Trust is another crucial element of our success. When people buy online, for example, they will often have to pay for delivery in advance. Some people might spend only €20, on say a silver coin, but wealthy families can spend several million euros online and they need to have complete trust in us. Being owned by the von Finck family is a clear advantage in this respect.
And the range and availability of products in our stores makes a real difference, too. People know they can come in, buy gold and walk out with it, even fairly large quantities, like a couple of kilograms. And we have more than 1,500 products to choose from, not just bars and coins but also jewellery, watches, pens and such like. In total we sold 42.5 tonnes of physical gold last year. And we buy back large quantities of gold as well, either investment gold or scrap gold, such as old jewellery, and customers appreciate that.

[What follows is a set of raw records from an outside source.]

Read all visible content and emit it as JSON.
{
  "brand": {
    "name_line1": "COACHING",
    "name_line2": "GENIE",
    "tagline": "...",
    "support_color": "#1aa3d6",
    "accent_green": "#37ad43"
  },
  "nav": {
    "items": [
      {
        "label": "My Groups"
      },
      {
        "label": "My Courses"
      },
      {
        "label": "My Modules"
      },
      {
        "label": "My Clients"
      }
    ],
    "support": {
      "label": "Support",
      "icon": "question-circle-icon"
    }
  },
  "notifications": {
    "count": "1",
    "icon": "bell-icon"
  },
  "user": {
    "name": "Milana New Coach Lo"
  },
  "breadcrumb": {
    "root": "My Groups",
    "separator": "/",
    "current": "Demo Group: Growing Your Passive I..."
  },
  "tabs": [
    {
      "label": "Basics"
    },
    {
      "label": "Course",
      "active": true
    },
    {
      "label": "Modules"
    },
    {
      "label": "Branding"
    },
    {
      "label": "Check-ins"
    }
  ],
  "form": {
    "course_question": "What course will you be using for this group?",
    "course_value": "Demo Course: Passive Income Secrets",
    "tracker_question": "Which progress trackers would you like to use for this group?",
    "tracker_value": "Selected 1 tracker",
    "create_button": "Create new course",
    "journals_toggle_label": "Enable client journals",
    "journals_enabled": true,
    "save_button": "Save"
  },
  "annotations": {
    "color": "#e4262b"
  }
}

Is the business sustainable even as the Eurozone economy recovers?
I believe it is. First, people in Germany are quite mistrustful of the economic recovery. They know it is fuelled by very low interest rates and that national debt levels are very high.
I believe people in Germany are quite mistrustful of the economic recovery.
Second, the financial crisis was more than nine years ago and the euro crisis was five years ago, and interest in gold has persisted and grown since then.
And third, we can see that people are keen to buy gold if the price is right. When the price rises, demand falls off, but whenever the price drops, even by 3-5%, people are literally queuing up to buy gold in our stores. That suggests there is potential for significantly more sales.
In fact, you can say that the strong economy is fuelling interest in gold because savings are growing and people want to diversify their investment portfolios. We suggest that an allocation of 10-15% is sensible and, as savings are increasing each year, the absolute amount of allocations into gold is rising too.
Whenever the price drops, even by 3-5%, people are literally queuing up to buy gold in our stores. That suggests there is potential for significantly more sales.
What is your ambition for Degussa over the next five to ten years?
We are already number one in Germany, so we definitely want to retain that position and increase our market share. We have already expanded our product range significantly over the past five years and we continue to do so. We recently introduced a gold savings plan, for instance, and that has proved hugely popular.
And we are moving into adjacent areas of the gold market. We bought a small refinery in Pforzheim, a city known for its jewellery and watch-making expertise, and we would like to grow that business over the next few years.
And we are keen to expand beyond Germany. We are looking at German-speaking Switzerland and possibly Luxembourg, and we constantly consider markets where we have no presence, such as Italy, parts of Eastern Europe and the Middle East.